Fox Chase Researchers Discover Genetic Mutation Behind Several Cancers

David Weist, PhD

PHILADELPHIA (November 30, 2016) – Working with a team of researchers who were screening and treating newborns for Severe Combined Immunodeficiency (SCID), researchers from Fox Chase Cancer Center have uncovered previously unknown information about how some cancers are formed. The study appears in the New England Journal of Medicine.
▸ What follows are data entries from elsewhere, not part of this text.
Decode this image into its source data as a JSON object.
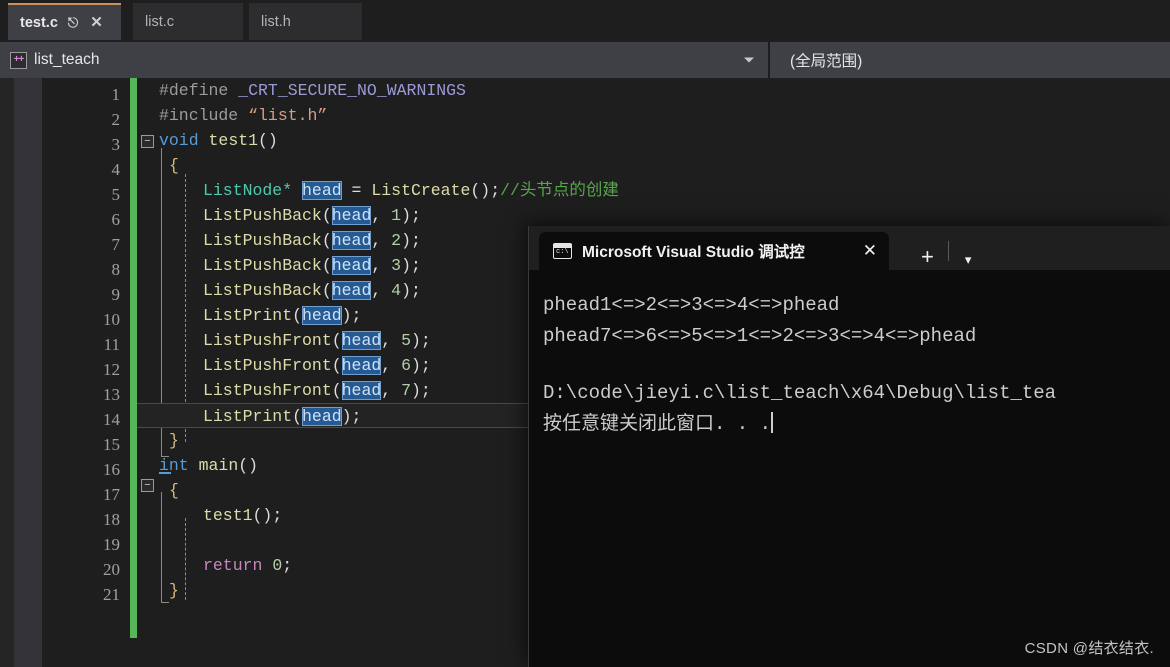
{
  "editor_tabs": [
    {
      "label": "test.c",
      "active": true,
      "pin_icon": "pin-icon",
      "close_icon": "close-icon"
    },
    {
      "label": "list.c",
      "active": false
    },
    {
      "label": "list.h",
      "active": false
    }
  ],
  "navbar": {
    "project_icon": "cpp-project-icon",
    "project_icon_text": "++",
    "project_name": "list_teach",
    "dropdown_icon": "chevron-down-icon",
    "scope_label": "(全局范围)"
  },
  "code": {
    "line_numbers": [
      "1",
      "2",
      "3",
      "4",
      "5",
      "6",
      "7",
      "8",
      "9",
      "10",
      "11",
      "12",
      "13",
      "14",
      "15",
      "16",
      "17",
      "18",
      "19",
      "20",
      "21"
    ],
    "current_line": 14,
    "lines": [
      {
        "n": 1,
        "text": "#define _CRT_SECURE_NO_WARNINGS"
      },
      {
        "n": 2,
        "text": "#include “list.h”"
      },
      {
        "n": 3,
        "text": "void test1()"
      },
      {
        "n": 4,
        "text": "{"
      },
      {
        "n": 5,
        "text": "ListNode* head = ListCreate();//头节点的创建"
      },
      {
        "n": 6,
        "text": "ListPushBack(head, 1);"
      },
      {
        "n": 7,
        "text": "ListPushBack(head, 2);"
      },
      {
        "n": 8,
        "text": "ListPushBack(head, 3);"
      },
      {
        "n": 9,
        "text": "ListPushBack(head, 4);"
      },
      {
        "n": 10,
        "text": "ListPrint(head);"
      },
      {
        "n": 11,
        "text": "ListPushFront(head, 5);"
      },
      {
        "n": 12,
        "text": "ListPushFront(head, 6);"
      },
      {
        "n": 13,
        "text": "ListPushFront(head, 7);"
      },
      {
        "n": 14,
        "text": "ListPrint(head);"
      },
      {
        "n": 15,
        "text": "}"
      },
      {
        "n": 16,
        "text": "int main()"
      },
      {
        "n": 17,
        "text": "{"
      },
      {
        "n": 18,
        "text": "test1();"
      },
      {
        "n": 19,
        "text": ""
      },
      {
        "n": 20,
        "text": "return 0;"
      },
      {
        "n": 21,
        "text": "}"
      }
    ],
    "tokens": {
      "define_directive": "#define",
      "macro_name": " _CRT_SECURE_NO_WARNINGS",
      "include_directive": "#include",
      "include_path": " “list.h”",
      "kw_void": "void",
      "fn_test1": "test1",
      "kw_int": "int",
      "fn_main": "main",
      "kw_return": "return",
      "type_listnode": "ListNode*",
      "var_head": "head",
      "fn_listcreate": "ListCreate",
      "fn_listpushback": "ListPushBack",
      "fn_listpushfront": "ListPushFront",
      "fn_listprint": "ListPrint",
      "comment_head_create": "//头节点的创建",
      "brace_open": "{",
      "brace_close": "}",
      "paren_open": "(",
      "paren_close": ")",
      "paren_pair": "()",
      "semicolon": ";",
      "comma_sp": ", ",
      "assign": " = ",
      "space": " ",
      "num_0": "0",
      "num_1": "1",
      "num_2": "2",
      "num_3": "3",
      "num_4": "4",
      "num_5": "5",
      "num_6": "6",
      "num_7": "7",
      "fold_glyph": "−"
    },
    "colors": {
      "background": "#1e1e1e",
      "changed_bar": "#57b65a",
      "gutter": "#333337",
      "keyword": "#569cd6",
      "type": "#4ec9b0",
      "function": "#dcdcaa",
      "number": "#b5cea8",
      "comment": "#57a64a",
      "string": "#d69d85",
      "macro": "#9a9ad6",
      "highlight_bg": "#265a93"
    }
  },
  "terminal": {
    "tab": {
      "icon": "console-icon",
      "icon_text": "c:\\",
      "title": "Microsoft Visual Studio 调试控",
      "close_icon": "close-icon"
    },
    "newtab_icon": "plus-icon",
    "dropdown_icon": "chevron-down-icon",
    "output": {
      "line1": "phead1<=>2<=>3<=>4<=>phead",
      "line2": "phead7<=>6<=>5<=>1<=>2<=>3<=>4<=>phead",
      "path_line": "D:\\code\\jieyi.c\\list_teach\\x64\\Debug\\list_tea",
      "prompt_line": "按任意键关闭此窗口. . ."
    },
    "colors": {
      "background": "#0c0c0c",
      "titlebar": "#1f1f1f",
      "text": "#cccccc"
    }
  },
  "watermark": {
    "text": "CSDN @结衣结衣."
  }
}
David Wiest, PhD, deputy chief scientific officer at Fox Chase, together with Jennifer Puck MD, a professor of pediatrics at the University of California at San Francisco, led the study. Puck developed a quick and inexpensive screen for SCID, a rare, inherited condition resulting in a weak immune system that leaves babies susceptible to a range of dangerous, often life-threatening infections. Wiest and his team at Fox Chase investigated the genetic mutation responsible for the condition, and learned that the same mutation may be the cause of a range of cancers.

Exome sequencing of affected babies and their parents revealed gene mutations in Bcl11B, which Wiest then vetted by functional analysis in zebrafish. This was the first time that gene has been associated with SCID. Wiest also discovered that it is a gene that regulates cancer formation.
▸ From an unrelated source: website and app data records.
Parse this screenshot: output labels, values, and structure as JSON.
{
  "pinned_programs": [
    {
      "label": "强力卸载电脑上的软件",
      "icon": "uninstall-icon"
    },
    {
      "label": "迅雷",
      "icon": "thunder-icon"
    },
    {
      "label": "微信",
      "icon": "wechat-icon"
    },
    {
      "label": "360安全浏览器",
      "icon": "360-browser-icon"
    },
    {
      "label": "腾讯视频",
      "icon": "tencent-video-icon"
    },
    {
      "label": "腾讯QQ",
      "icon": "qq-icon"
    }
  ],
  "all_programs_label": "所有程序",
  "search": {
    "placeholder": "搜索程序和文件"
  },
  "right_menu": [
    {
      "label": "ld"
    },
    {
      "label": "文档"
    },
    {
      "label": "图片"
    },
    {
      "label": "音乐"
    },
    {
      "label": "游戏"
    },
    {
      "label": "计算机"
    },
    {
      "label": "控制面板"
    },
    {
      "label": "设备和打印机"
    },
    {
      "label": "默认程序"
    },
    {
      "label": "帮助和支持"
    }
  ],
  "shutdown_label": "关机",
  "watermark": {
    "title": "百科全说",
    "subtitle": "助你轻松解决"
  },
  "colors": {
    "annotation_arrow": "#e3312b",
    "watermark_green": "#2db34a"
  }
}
“Identifying the causative gene mutations in SCID may lead to the ultimate in personalized medicine,” Wiest said, referring to a method of autologous bone marrow transplantation, in which the patient’s own marrow could be extracted and genetically edited, then infused back into the patient.

“This study is a great reminder of the interconnectedness of medical research,” Wiest added. “Understanding basic cellular function is key to ultimately prevailing over cancer.”

Fox Chase Cancer Center (Fox Chase), which includes the Institute for Cancer Research and the American Oncologic Hospital and is a part of Temple Health, is one of the leading comprehensive cancer centers in the United States. Founded in 1904 in Philadelphia as one of the nation’s first cancer hospitals, Fox Chase was also among the first institutions to be designated a National Cancer Institute Comprehensive Cancer Center in 1974. Fox Chase is also one of just 10 members of the Alliance of Dedicated Cancer Centers. Fox Chase researchers have won the highest awards in their fields, including two Nobel Prizes. Fox Chase physicians are also routinely recognized in national rankings, and the Center’s nursing program has received the Magnet recognition for excellence six consecutive times. Today, Fox Chase conducts a broad array of nationally competitive basic, translational, and clinical research, with special programs in cancer prevention, detection, survivorship, and community outreach. It is the policy of Fox Chase Cancer Center that there shall be no exclusion from, or participation in, and no one denied the benefits of, the delivery of quality medical care on the basis of race, ethnicity, religion, sexual orientation, gender, gender identity/expression, disability, age, ancestry, color, national origin, physical ability, level of education, or source of payment.

For more information, call 888-369-2427